After 17 years of creating off-the-wall sculpted cakes for parties and weddings (be it a bushel of “crabs,” or a 3D version of a groom’s college mascot), Leslie Poyourow of Fancy Cakes by Leslie has learned a little something about how a personalized design can add character to a wedding or rehearsal dinner. We chatted with her about trends, choosing a theme, and how to surprise your groom with a cake that’ll make his day.
Tell us about some of the craziest groom’s cakes you’ve done.
I’ve done so many cakes it becomes a blur. One that was memorable was for a stockbroker—we did this huge bull holding a stock in his hand. Some of the mascots are really funky. I did one this weekend that looked like a tree; it was the Stanford mascot. Another one I remember was Georgia State, which was a dog sitting on ice. I guess the dog sits on ice because it’s so hot there.
By Erin Keane Scott
This summer seems like one never-ending heatwave, and while the Fro-Zen-Yo on M Street has been getting more play from our offices than we’d like to admit, it also got us thinking: What similarly cool treat could couples serve their wedding guests, especially during nuptials that take place during this sweltering time of year?
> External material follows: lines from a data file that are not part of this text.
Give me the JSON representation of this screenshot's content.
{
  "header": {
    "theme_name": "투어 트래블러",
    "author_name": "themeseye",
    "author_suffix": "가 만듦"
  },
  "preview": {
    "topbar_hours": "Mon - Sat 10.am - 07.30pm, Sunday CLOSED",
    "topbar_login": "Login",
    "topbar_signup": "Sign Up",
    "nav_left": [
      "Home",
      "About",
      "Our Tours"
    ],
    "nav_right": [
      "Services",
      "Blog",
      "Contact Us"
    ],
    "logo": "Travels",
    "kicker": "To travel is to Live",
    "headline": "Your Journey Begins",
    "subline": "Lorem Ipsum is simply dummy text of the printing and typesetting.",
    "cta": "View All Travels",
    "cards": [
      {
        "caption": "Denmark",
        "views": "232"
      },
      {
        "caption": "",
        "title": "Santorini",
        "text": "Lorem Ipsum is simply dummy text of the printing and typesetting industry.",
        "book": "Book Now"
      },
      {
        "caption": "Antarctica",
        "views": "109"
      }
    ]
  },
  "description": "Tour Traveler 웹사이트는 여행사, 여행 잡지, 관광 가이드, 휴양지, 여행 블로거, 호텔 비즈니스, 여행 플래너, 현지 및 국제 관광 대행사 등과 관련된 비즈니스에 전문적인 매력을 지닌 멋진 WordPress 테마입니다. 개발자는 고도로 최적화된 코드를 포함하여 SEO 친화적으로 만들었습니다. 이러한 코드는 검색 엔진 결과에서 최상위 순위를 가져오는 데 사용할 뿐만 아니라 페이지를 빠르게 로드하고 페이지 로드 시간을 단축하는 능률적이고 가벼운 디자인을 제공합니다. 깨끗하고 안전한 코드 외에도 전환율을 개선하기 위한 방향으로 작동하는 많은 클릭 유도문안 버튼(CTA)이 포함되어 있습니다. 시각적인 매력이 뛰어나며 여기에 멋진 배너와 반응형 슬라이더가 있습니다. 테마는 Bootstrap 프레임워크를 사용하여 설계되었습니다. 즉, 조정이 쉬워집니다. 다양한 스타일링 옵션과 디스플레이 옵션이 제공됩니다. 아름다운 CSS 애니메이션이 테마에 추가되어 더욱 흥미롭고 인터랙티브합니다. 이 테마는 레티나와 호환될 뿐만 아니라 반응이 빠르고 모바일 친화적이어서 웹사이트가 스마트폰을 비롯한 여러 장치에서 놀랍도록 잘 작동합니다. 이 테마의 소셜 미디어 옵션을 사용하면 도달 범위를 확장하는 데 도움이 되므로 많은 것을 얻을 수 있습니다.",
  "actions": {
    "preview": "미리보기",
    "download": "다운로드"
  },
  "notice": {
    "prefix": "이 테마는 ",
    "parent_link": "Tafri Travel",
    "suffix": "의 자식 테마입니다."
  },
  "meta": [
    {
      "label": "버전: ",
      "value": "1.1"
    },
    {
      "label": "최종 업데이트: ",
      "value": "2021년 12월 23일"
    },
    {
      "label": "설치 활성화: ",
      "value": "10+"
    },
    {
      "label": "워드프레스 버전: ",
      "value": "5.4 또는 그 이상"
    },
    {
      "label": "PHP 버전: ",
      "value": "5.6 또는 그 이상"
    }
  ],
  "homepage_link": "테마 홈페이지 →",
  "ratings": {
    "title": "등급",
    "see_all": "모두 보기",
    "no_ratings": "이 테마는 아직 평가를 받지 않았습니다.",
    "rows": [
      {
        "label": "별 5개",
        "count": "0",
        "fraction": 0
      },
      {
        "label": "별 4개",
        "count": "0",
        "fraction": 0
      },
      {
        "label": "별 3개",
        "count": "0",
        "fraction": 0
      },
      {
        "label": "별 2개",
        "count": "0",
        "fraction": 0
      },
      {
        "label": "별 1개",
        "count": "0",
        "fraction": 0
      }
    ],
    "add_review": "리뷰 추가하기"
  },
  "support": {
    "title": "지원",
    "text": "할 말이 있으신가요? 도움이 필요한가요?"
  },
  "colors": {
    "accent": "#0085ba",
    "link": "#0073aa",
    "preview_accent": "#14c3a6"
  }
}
Enter Alison Reed, pastry chef at Ripple in Cleveland Park and the mastermind behind sister store Sugar Magnolia’s creative and tasty ice cream sandwiches. In variations such as maple-bacon pressed gently between homemade waffle cookies, or coffee ice cream surrounded by delicate and flavorful macaroons, her sweetly packaged, innovative desserts are the perfect after-dinner treat to impress, and cool down, party-goers. We caught up with Reed to chat about wedding desserts and what’s new at Sugar Magnolia.
You’re not quite known for doing weddings . . . yet. What can a bride expect if she wants Sugar Magnolia treats served at her wedding?
I would probably try to follow a theme. I can do a smaller cake, we could do a couple of flavors of ice cream sandwiches, sugar cookies with piped initials, and personalized fortune cookies. My recipes that are a little more homey would be well-suited for a dessert bar.
By Erin Keane Scott
Welcome to a new feature on Bridal Party. We'll be meeting some of our area's very best wedding dessert connoisseurs every other week with "Take the Cake."
There’s a new recipe for creating beautiful cakes. Mix a lifetime of classical ballet training with a French pastry education and an apprenticeship with superchef Charlie Trotter’s dessert genius, Della Gossett, and you’ll reach something pretty close to perfection. Maggie Austin brings exactly that delectable résumé of accomplishments to DC, whipping up innovative flavor combinations and beautiful decorations. We caught up with Maggie to talk trends, her favorite flavors, and how baking is like ballet.
Who is the “Maggie Austin” bride?
Brides who are doing their research, who are on Pinterest and reading blogs looking for ideas.
And what can a couple expect at one of your cake tastings?
I definitely have a distinct style, but I get inspired by my clients. I don’t ask them to bring anything along to the consultation; rather I ask them to talk about the aesthetic they’re going for. I won’t re-create the dress in cake form.